Some of you might have noticed the lack of “editorial month in review” posts on our blog lately – It is not because I have not been shooting the news, as I certainly have – but more due to the fact that I tend to keep up with the facebook page much more so than the blog!
With that said, I know there is a bit of interest every year in Preakness coverage, as it is one of the largest events in the Baltimore area. So I decided to throw some of the winners up ASAP on here! This means that, even if you weren’t able to attend this year’s event, you can catch up in what went on while you browse the net or play online games like partypoker. I’ve included a diverse selection of photographs, to give you a good idea of the events which took place at this year’s race.
Preakness is an interesting event to cover – as a photographer, I look around to see people I normally shoot with in the DC/Baltimore area. But unlike most DC political events where I often know every other photographer in the room – it seems that only a handful of the Preakness photographers are political photographers from the area.

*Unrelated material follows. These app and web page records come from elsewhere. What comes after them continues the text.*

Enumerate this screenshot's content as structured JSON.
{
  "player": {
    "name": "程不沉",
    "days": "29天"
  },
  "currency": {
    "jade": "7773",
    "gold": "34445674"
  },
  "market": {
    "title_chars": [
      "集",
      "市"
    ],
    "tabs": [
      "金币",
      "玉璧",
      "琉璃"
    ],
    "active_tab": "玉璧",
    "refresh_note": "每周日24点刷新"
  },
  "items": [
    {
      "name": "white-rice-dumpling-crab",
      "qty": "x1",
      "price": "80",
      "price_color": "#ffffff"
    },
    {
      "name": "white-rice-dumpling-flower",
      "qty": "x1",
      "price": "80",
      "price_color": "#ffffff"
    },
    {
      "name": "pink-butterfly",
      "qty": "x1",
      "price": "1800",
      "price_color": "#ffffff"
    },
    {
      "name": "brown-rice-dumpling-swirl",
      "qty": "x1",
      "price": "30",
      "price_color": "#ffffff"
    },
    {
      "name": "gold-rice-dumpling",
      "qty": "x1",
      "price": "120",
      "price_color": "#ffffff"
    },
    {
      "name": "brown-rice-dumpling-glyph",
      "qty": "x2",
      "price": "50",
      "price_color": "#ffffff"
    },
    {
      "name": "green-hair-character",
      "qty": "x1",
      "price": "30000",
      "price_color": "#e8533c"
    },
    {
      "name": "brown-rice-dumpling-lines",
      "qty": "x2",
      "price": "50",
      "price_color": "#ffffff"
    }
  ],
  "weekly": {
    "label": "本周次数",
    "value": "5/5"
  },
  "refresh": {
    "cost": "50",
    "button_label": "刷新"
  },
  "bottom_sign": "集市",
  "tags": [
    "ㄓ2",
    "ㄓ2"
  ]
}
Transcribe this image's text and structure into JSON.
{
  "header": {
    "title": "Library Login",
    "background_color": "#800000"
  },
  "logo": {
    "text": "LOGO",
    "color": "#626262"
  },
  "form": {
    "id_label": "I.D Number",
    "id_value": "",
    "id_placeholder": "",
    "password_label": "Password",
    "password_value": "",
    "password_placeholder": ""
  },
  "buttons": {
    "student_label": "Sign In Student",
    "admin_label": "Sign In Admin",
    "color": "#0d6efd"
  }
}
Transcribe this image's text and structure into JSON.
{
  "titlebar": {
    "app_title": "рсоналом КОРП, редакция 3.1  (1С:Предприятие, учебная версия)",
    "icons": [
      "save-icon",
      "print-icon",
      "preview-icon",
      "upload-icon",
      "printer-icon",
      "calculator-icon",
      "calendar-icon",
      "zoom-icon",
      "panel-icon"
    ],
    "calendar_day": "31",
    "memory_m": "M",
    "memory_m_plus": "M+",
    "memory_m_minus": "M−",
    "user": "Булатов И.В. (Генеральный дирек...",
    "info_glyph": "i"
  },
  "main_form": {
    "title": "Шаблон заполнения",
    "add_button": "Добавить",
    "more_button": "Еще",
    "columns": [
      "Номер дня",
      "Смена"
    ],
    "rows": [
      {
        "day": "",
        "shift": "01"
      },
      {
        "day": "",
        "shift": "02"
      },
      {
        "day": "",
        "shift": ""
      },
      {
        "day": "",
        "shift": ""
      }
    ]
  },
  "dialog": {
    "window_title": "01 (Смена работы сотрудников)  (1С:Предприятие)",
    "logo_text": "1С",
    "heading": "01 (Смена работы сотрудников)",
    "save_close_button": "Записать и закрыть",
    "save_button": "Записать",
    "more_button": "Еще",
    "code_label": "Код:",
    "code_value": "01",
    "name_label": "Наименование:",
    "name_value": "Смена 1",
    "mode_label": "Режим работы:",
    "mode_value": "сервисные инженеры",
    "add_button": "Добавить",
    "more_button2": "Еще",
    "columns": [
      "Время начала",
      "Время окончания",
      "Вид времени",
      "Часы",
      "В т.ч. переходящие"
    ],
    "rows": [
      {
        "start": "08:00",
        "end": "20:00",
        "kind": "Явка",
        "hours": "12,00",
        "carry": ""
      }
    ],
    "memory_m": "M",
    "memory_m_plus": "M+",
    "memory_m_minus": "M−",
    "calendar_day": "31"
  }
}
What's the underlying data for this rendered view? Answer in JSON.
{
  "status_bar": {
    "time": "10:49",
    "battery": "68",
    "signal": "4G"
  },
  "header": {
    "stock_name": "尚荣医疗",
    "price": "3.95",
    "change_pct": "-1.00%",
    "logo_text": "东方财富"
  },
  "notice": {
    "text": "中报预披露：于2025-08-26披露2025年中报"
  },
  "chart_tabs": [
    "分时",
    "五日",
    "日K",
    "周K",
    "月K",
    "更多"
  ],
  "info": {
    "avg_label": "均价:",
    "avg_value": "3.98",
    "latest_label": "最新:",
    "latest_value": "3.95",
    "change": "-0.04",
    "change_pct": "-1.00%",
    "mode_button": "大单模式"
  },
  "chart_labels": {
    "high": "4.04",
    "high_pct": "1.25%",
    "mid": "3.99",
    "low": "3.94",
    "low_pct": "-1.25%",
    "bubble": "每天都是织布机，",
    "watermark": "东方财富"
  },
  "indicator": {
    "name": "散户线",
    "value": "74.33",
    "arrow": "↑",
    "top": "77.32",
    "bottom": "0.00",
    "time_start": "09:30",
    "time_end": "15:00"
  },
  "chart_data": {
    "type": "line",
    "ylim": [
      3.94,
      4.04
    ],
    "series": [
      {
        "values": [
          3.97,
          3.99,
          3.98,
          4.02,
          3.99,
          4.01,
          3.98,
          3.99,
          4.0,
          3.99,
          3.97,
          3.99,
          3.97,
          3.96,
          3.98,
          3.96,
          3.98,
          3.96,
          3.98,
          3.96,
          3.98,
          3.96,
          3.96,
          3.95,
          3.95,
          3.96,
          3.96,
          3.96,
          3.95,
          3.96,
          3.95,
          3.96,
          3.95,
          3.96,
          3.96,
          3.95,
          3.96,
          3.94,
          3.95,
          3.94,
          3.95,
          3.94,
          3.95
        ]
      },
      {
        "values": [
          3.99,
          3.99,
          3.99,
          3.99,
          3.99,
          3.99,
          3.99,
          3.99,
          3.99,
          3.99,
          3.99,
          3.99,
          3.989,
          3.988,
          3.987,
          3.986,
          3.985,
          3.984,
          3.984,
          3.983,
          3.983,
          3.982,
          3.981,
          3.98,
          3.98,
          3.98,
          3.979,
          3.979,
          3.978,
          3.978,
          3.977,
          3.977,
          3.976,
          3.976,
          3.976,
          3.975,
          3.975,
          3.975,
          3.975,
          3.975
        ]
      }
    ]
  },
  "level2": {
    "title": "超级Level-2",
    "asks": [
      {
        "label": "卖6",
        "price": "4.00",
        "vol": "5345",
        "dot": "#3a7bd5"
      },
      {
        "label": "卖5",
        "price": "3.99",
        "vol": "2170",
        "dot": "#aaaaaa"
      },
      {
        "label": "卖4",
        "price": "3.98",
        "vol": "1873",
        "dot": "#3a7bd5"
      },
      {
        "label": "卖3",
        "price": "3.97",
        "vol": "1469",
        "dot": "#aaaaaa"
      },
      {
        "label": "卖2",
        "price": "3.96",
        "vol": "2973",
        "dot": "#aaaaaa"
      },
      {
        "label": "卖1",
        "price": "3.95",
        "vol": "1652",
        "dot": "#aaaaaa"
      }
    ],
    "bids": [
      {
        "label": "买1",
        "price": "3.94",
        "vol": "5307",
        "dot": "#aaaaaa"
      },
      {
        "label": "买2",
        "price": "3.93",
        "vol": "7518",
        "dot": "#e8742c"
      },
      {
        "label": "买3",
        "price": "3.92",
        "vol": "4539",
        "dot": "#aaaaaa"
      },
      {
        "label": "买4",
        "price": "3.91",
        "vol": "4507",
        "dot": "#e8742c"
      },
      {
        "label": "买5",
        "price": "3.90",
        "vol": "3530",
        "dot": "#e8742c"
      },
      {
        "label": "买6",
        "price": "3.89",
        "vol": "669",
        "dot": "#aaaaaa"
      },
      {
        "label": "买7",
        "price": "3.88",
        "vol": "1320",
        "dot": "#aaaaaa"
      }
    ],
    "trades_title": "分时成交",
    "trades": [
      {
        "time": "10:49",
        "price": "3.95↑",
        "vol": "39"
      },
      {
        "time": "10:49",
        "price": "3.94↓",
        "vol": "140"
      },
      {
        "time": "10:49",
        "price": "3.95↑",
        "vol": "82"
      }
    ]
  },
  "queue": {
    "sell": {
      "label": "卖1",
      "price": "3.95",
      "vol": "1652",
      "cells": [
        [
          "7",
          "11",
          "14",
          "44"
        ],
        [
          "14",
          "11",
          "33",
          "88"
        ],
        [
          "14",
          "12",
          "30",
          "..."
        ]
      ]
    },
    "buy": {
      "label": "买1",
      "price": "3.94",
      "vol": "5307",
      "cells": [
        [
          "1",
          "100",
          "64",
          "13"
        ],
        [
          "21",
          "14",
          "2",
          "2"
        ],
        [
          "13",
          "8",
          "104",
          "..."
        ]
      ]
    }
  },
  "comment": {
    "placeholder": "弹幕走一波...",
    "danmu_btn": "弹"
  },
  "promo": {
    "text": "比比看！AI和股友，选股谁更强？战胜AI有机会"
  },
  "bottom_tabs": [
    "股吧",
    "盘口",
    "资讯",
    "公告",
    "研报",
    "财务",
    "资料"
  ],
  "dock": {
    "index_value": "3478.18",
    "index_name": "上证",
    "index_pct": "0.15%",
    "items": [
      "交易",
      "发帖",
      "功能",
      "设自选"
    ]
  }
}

Additionally, it’s interesting to see the various types of people that attend the event. Specifically noticing the stark difference between the people who frequent the infield, and those in the grandstands / corporate tents. After spending some time in the infield, I decided it was probably not in my best interest to be walking amongst a ton of drunk people ready to spill their beers all over multiple thousands of dollars in equipment I was carrying! Additionally the fact that every single one of these drunks wanted to stop in front of my camera and have me take their picture really slowed down my progress thru the infield towards the stage.
In prior years, I’ve been excited to see the Preakness coordinators head in the correct direction in terms of marketing the event. This year however, Preakness took a turn for the worse with the introduction of “kegasus” – the half man-half horse beer drinking, pot-bellied mascot used to promote the race. For the last few years Preakness had been trying to market the event to families – but this year they decided to go straight back to the college frat party roots. Undoubtedly this decision helped to keep families and kids away from the “grown up” entertainment.
Given the history of the Preakness, in many ways I’d like to see Maryland keep the race as part of it’s tradition. However, in many other ways I see how a much nicer facility like Delaware Park would make such a better home for this race!
A horse gets worked out during sunrise at Pimlico racetrack the day before the 136th running of the Preakness Stakes
Trainer TODD PLETCHER walks past the starting gate to watch his horse Dance City’s morning workout. At 12-1 odds, Dance City can’t be overlooked. But he does lag behind favorite Animal Kingdom, Dialed In and the other Kentucky Derby holdovers in the eyes of the oddsmakers.
Trainer NICK ZITO washes off Dialed In after a morning workout one day before the Preakness Stakes. Dialed In is listed as the 9-2 second choice behind 2-1 Derby winner Animal Kingdom. Trainer Nick Zito said “He’s got a lot of energy… He is a strong, determined horse, and I am fine with him.”
Horses head into the final turn and approach the home strech in the Jim McKay Turf Sprint $50,000 race at Pimlico Racetrack. Ben’s Cat ridden by JEREMY ROSE finished 1st followed by SHELDON RUSSELL aboard Local Celebrity and MALCOM FRANKLIN on Super Chunky.
National Volleyball League player LISA RUTLEDGE spikes a ball against HEATHER LOWE (hat), and TEALLE HUNKUS as teammate ANNETT DAVIS looks on during the final round of play at a NVL match at Pimlico Racetrack on Preakness day.
National Volleyball League player TEALLE HUNKUS celebrates with teammate HEATHER LOWE (white hat) after winning the final round of play against LISA RUTLEDGE (Red hat), and ANNETT DAVIS at a NVL match at Pimlico Racetrack on Preakness day.